Imagining a new Greece
Above and below are a couple of videos with ideas on how Greece can emerge from the crisis afflicting it.
The first, above, in Greek, has Aristos Doxiadis explaining the importance of ‘morphosis’ to society and bemoaning the fact that the acquisition of morphosis has become secondary to the attainment of the ‘diploma’, which has come to denote morphosis.
Morphosis is traditionally translated into English as ‘education’, but this doesn’t do the word justice. Morphosis, I think, has more to do with ‘cultivation’ than ‘education’ and it also has attached to it a sense of ‘becoming something different to what you were’, to ‘form’, to ‘change’ and to ‘grow’… through knowledge and learning. Think of the relatively new English verb, to ‘morph’.
(I might be wrong here, but if omorphia [beauty] and morphosis have the same root etymologically, then morphosis would also imply ‘becoming beautiful’ through learning/education/cultivation. i.e. beauty is wisdom).
Doxiadis goes on to explain the need for private universities in Greece, the importance of removing bureaucratic obstacles to Greek academics from the diaspora returning to teach at Greek universities and of Greek universities exploiting the natural advantages Greece has at its disposal to become magnets for students from northern Europe (and elsewhere) to take degrees.

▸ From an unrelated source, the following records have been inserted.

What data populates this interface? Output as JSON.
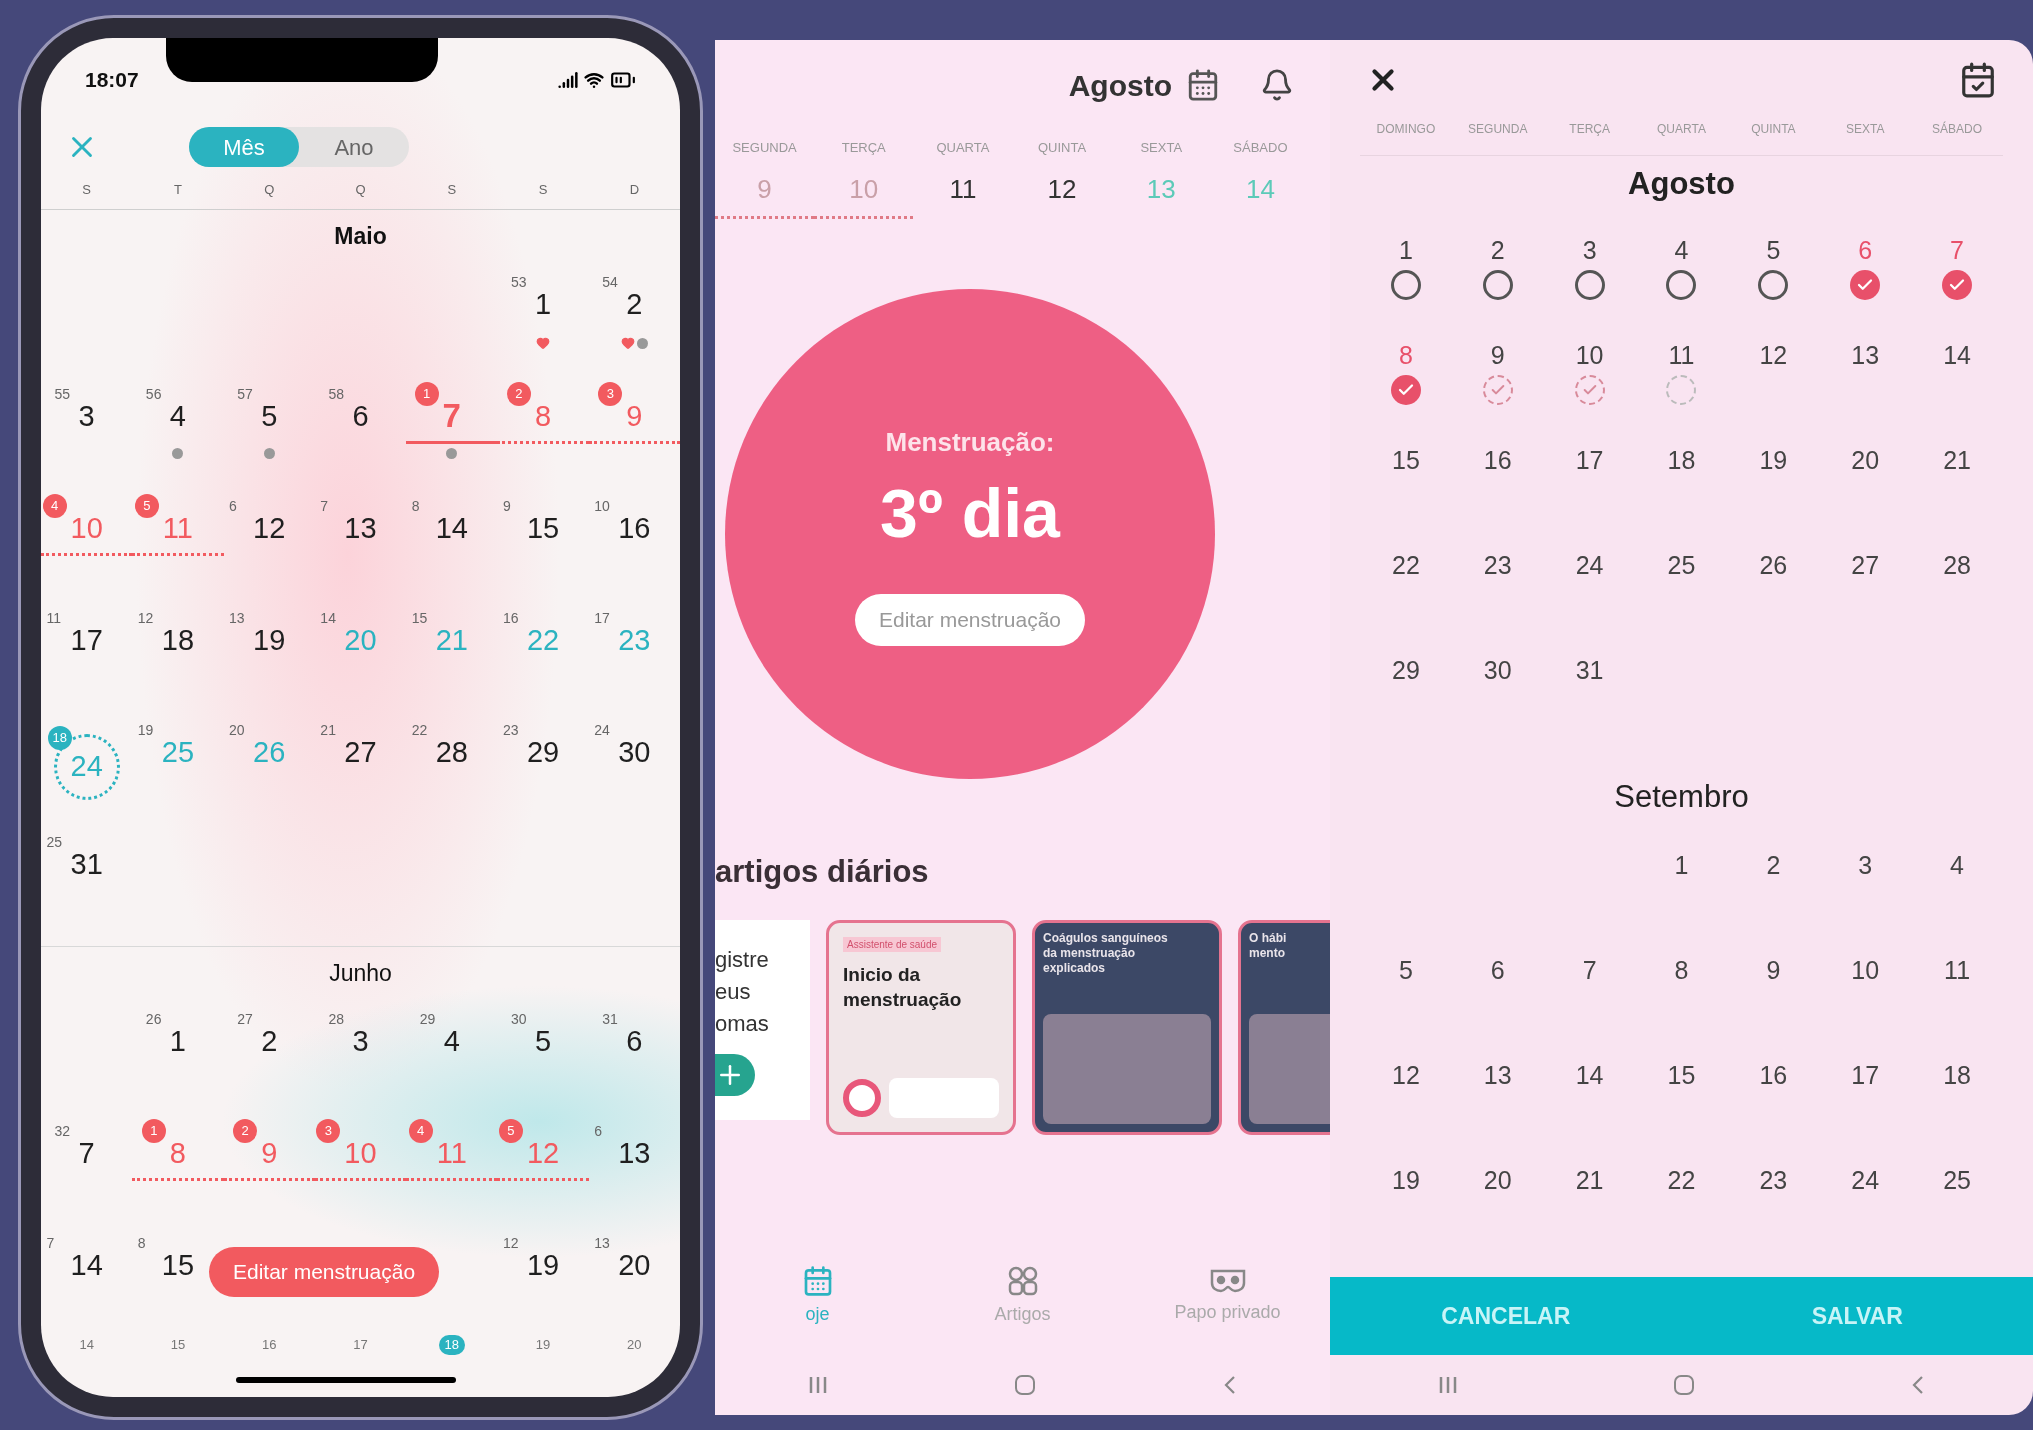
{
  "left_phone": {
    "status_bar": {
      "time": "18:07"
    },
    "view_toggle": [
      {
        "label": "Mês",
        "selected": true
      },
      {
        "label": "Ano",
        "selected": false
      }
    ],
    "weekdays": [
      "S",
      "T",
      "Q",
      "Q",
      "S",
      "S",
      "D"
    ],
    "months": [
      {
        "name": "Maio",
        "current": true,
        "weeks": [
          [
            {
              "kind": "blank"
            },
            {
              "kind": "blank"
            },
            {
              "kind": "blank"
            },
            {
              "kind": "blank"
            },
            {
              "kind": "blank"
            },
            {
              "day": "1",
              "cycle_day": "53",
              "kind": "plain",
              "marks": [
                {
                  "kind": "heart"
                }
              ]
            },
            {
              "day": "2",
              "cycle_day": "54",
              "kind": "plain",
              "marks": [
                {
                  "kind": "heart"
                },
                {
                  "kind": "dot"
                }
              ]
            }
          ],
          [
            {
              "day": "3",
              "cycle_day": "55",
              "kind": "plain"
            },
            {
              "day": "4",
              "cycle_day": "56",
              "kind": "plain",
              "marks": [
                {
                  "kind": "dot"
                }
              ]
            },
            {
              "day": "5",
              "cycle_day": "57",
              "kind": "plain",
              "marks": [
                {
                  "kind": "dot"
                }
              ]
            },
            {
              "day": "6",
              "cycle_day": "58",
              "kind": "plain"
            },
            {
              "day": "7",
              "badge": "1",
              "kind": "period",
              "underline": {
                "kind": "solid"
              },
              "marks": [
                {
                  "kind": "dot"
                }
              ]
            },
            {
              "day": "8",
              "badge": "2",
              "kind": "period",
              "underline": {
                "kind": "dotted"
              }
            },
            {
              "day": "9",
              "badge": "3",
              "kind": "period",
              "underline": {
                "kind": "dotted"
              }
            }
          ],
          [
            {
              "day": "10",
              "badge": "4",
              "kind": "period",
              "underline": {
                "kind": "dotted"
              }
            },
            {
              "day": "11",
              "badge": "5",
              "kind": "period",
              "underline": {
                "kind": "dotted"
              }
            },
            {
              "day": "12",
              "cycle_day": "6",
              "kind": "plain"
            },
            {
              "day": "13",
              "cycle_day": "7",
              "kind": "plain"
            },
            {
              "day": "14",
              "cycle_day": "8",
              "kind": "plain"
            },
            {
              "day": "15",
              "cycle_day": "9",
              "kind": "plain"
            },
            {
              "day": "16",
              "cycle_day": "10",
              "kind": "plain"
            }
          ],
          [
            {
              "day": "17",
              "cycle_day": "11",
              "kind": "plain"
            },
            {
              "day": "18",
              "cycle_day": "12",
              "kind": "plain"
            },
            {
              "day": "19",
              "cycle_day": "13",
              "kind": "plain"
            },
            {
              "day": "20",
              "cycle_day": "14",
              "kind": "fertile"
            },
            {
              "day": "21",
              "cycle_day": "15",
              "kind": "fertile"
            },
            {
              "day": "22",
              "cycle_day": "16",
              "kind": "fertile"
            },
            {
              "day": "23",
              "cycle_day": "17",
              "kind": "fertile"
            }
          ],
          [
            {
              "day": "24",
              "badge": "18",
              "kind": "ovulation"
            },
            {
              "day": "25",
              "cycle_day": "19",
              "kind": "fertile"
            },
            {
              "day": "26",
              "cycle_day": "20",
              "kind": "fertile"
            },
            {
              "day": "27",
              "cycle_day": "21",
              "kind": "plain"
            },
            {
              "day": "28",
              "cycle_day": "22",
              "kind": "plain"
            },
            {
              "day": "29",
              "cycle_day": "23",
              "kind": "plain"
            },
            {
              "day": "30",
              "cycle_day": "24",
              "kind": "plain"
            }
          ],
          [
            {
              "day": "31",
              "cycle_day": "25",
              "kind": "plain"
            },
            {
              "kind": "blank"
            },
            {
              "kind": "blank"
            },
            {
              "kind": "blank"
            },
            {
              "kind": "blank"
            },
            {
              "kind": "blank"
            },
            {
              "kind": "blank"
            }
          ]
        ]
      },
      {
        "name": "Junho",
        "current": false,
        "weeks": [
          [
            {
              "kind": "blank"
            },
            {
              "day": "1",
              "cycle_day": "26",
              "kind": "plain"
            },
            {
              "day": "2",
              "cycle_day": "27",
              "kind": "plain"
            },
            {
              "day": "3",
              "cycle_day": "28",
              "kind": "plain"
            },
            {
              "day": "4",
              "cycle_day": "29",
              "kind": "plain"
            },
            {
              "day": "5",
              "cycle_day": "30",
              "kind": "plain"
            },
            {
              "day": "6",
              "cycle_day": "31",
              "kind": "plain"
            }
          ],
          [
            {
              "day": "7",
              "cycle_day": "32",
              "kind": "plain"
            },
            {
              "day": "8",
              "badge": "1",
              "kind": "period",
              "underline": {
                "kind": "dotted"
              }
            },
            {
              "day": "9",
              "badge": "2",
              "kind": "period",
              "underline": {
                "kind": "dotted"
              }
            },
            {
              "day": "10",
              "badge": "3",
              "kind": "period",
              "underline": {
                "kind": "dotted"
              }
            },
            {
              "day": "11",
              "badge": "4",
              "kind": "period",
              "underline": {
                "kind": "dotted"
              }
            },
            {
              "day": "12",
              "badge": "5",
              "kind": "period",
              "underline": {
                "kind": "dotted"
              }
            },
            {
              "day": "13",
              "cycle_day": "6",
              "kind": "plain"
            }
          ],
          [
            {
              "day": "14",
              "cycle_day": "7",
              "kind": "plain"
            },
            {
              "day": "15",
              "cycle_day": "8",
              "kind": "plain"
            },
            {
              "kind": "blank"
            },
            {
              "kind": "blank"
            },
            {
              "kind": "blank"
            },
            {
              "day": "19",
              "cycle_day": "12",
              "kind": "plain"
            },
            {
              "day": "20",
              "cycle_day": "13",
              "kind": "plain"
            }
          ]
        ]
      }
    ],
    "edit_button": "Editar menstruação",
    "next_row_cycle_days": [
      {
        "text": "14",
        "kind": "plain"
      },
      {
        "text": "15",
        "kind": "plain"
      },
      {
        "text": "16",
        "kind": "plain"
      },
      {
        "text": "17",
        "kind": "plain"
      },
      {
        "text": "18",
        "kind": "ovulation"
      },
      {
        "text": "19",
        "kind": "plain"
      },
      {
        "text": "20",
        "kind": "plain"
      }
    ]
  },
  "middle_screen": {
    "header": {
      "month": "Agosto"
    },
    "week": [
      {
        "label": "SEGUNDA",
        "date": "9",
        "kind": "period"
      },
      {
        "label": "TERÇA",
        "date": "10",
        "kind": "period"
      },
      {
        "label": "QUARTA",
        "date": "11",
        "kind": "plain"
      },
      {
        "label": "QUINTA",
        "date": "12",
        "kind": "plain"
      },
      {
        "label": "SEXTA",
        "date": "13",
        "kind": "fertile"
      },
      {
        "label": "SÁBADO",
        "date": "14",
        "kind": "fertile"
      }
    ],
    "status": {
      "label": "Menstruação:",
      "value": "3º dia",
      "button": "Editar menstruação"
    },
    "articles": {
      "title": "artigos diários",
      "cards": [
        {
          "kind": "log",
          "lines": [
            "gistre",
            "eus",
            "omas"
          ]
        },
        {
          "kind": "article",
          "tag": "Assistente de saúde",
          "title": "Inicio da menstruação"
        },
        {
          "kind": "illustrated",
          "lines": [
            "Coágulos sanguíneos",
            "da menstruação",
            "explicados"
          ]
        },
        {
          "kind": "illustrated",
          "lines": [
            "O hábi",
            "mento"
          ]
        }
      ]
    },
    "tabs": [
      {
        "label": "oje",
        "kind": "today",
        "selected": true
      },
      {
        "label": "Artigos",
        "kind": "articles",
        "selected": false
      },
      {
        "label": "Papo privado",
        "kind": "chat",
        "selected": false
      }
    ]
  },
  "right_screen": {
    "weekdays": [
      "DOMINGO",
      "SEGUNDA",
      "TERÇA",
      "QUARTA",
      "QUINTA",
      "SEXTA",
      "SÁBADO"
    ],
    "months": [
      {
        "name": "Agosto",
        "weeks": [
          [
            {
              "day": "1",
              "kind": "open"
            },
            {
              "day": "2",
              "kind": "open"
            },
            {
              "day": "3",
              "kind": "open"
            },
            {
              "day": "4",
              "kind": "open"
            },
            {
              "day": "5",
              "kind": "open"
            },
            {
              "day": "6",
              "kind": "checked"
            },
            {
              "day": "7",
              "kind": "checked"
            }
          ],
          [
            {
              "day": "8",
              "kind": "checked"
            },
            {
              "day": "9",
              "kind": "forecast_checked"
            },
            {
              "day": "10",
              "kind": "forecast_checked"
            },
            {
              "day": "11",
              "kind": "forecast"
            },
            {
              "day": "12",
              "kind": "plain"
            },
            {
              "day": "13",
              "kind": "plain"
            },
            {
              "day": "14",
              "kind": "plain"
            }
          ],
          [
            {
              "day": "15",
              "kind": "plain"
            },
            {
              "day": "16",
              "kind": "plain"
            },
            {
              "day": "17",
              "kind": "plain"
            },
            {
              "day": "18",
              "kind": "plain"
            },
            {
              "day": "19",
              "kind": "plain"
            },
            {
              "day": "20",
              "kind": "plain"
            },
            {
              "day": "21",
              "kind": "plain"
            }
          ],
          [
            {
              "day": "22",
              "kind": "plain"
            },
            {
              "day": "23",
              "kind": "plain"
            },
            {
              "day": "24",
              "kind": "plain"
            },
            {
              "day": "25",
              "kind": "plain"
            },
            {
              "day": "26",
              "kind": "plain"
            },
            {
              "day": "27",
              "kind": "plain"
            },
            {
              "day": "28",
              "kind": "plain"
            }
          ],
          [
            {
              "day": "29",
              "kind": "plain"
            },
            {
              "day": "30",
              "kind": "plain"
            },
            {
              "day": "31",
              "kind": "plain"
            },
            {
              "kind": "blank"
            },
            {
              "kind": "blank"
            },
            {
              "kind": "blank"
            },
            {
              "kind": "blank"
            }
          ]
        ]
      },
      {
        "name": "Setembro",
        "weeks": [
          [
            {
              "kind": "blank"
            },
            {
              "kind": "blank"
            },
            {
              "kind": "blank"
            },
            {
              "day": "1",
              "kind": "plain"
            },
            {
              "day": "2",
              "kind": "plain"
            },
            {
              "day": "3",
              "kind": "plain"
            },
            {
              "day": "4",
              "kind": "plain"
            }
          ],
          [
            {
              "day": "5",
              "kind": "plain"
            },
            {
              "day": "6",
              "kind": "plain"
            },
            {
              "day": "7",
              "kind": "plain"
            },
            {
              "day": "8",
              "kind": "plain"
            },
            {
              "day": "9",
              "kind": "plain"
            },
            {
              "day": "10",
              "kind": "plain"
            },
            {
              "day": "11",
              "kind": "plain"
            }
          ],
          [
            {
              "day": "12",
              "kind": "plain"
            },
            {
              "day": "13",
              "kind": "plain"
            },
            {
              "day": "14",
              "kind": "plain"
            },
            {
              "day": "15",
              "kind": "plain"
            },
            {
              "day": "16",
              "kind": "plain"
            },
            {
              "day": "17",
              "kind": "plain"
            },
            {
              "day": "18",
              "kind": "plain"
            }
          ],
          [
            {
              "day": "19",
              "kind": "plain"
            },
            {
              "day": "20",
              "kind": "plain"
            },
            {
              "day": "21",
              "kind": "plain"
            },
            {
              "day": "22",
              "kind": "plain"
            },
            {
              "day": "23",
              "kind": "plain"
            },
            {
              "day": "24",
              "kind": "plain"
            },
            {
              "day": "25",
              "kind": "plain"
            }
          ]
        ]
      }
    ],
    "buttons": [
      {
        "label": "CANCELAR"
      },
      {
        "label": "SALVAR"
      }
    ]
  }
}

Secondly, below, there’s a talk from South African-born advertising guru Peter Economides, in English, on how he believes Greece is desperately in need of ‘branding’.
Now, it’s tempting to be dismissive of Economides – ‘how dare he try to sell Greece the same way he might sell Coca-Cola’ – but, in fact, what he’s getting at, even if he doesn’t realise it, is the crisis of ideology affecting Greece. This has manifested itself as a contest – which is bitter and polarised – over Greek identity and Greek history. Indeed, Economides has a fairly traditional vision of Greece that many, particularly on the Greek left, would not share, preferring a less ethnocentric ‘brand’ or a ‘brand’ that has Greeks as unruly and rebellious Kropotkin-Guevaras. Still, Economides’ passion for Greece and his mission to ‘reimagine’ the country is admirable – even if it is from within an advertising paradigm and I fear his typically-diasporan love for Greece and Greek culture will be rebuffed.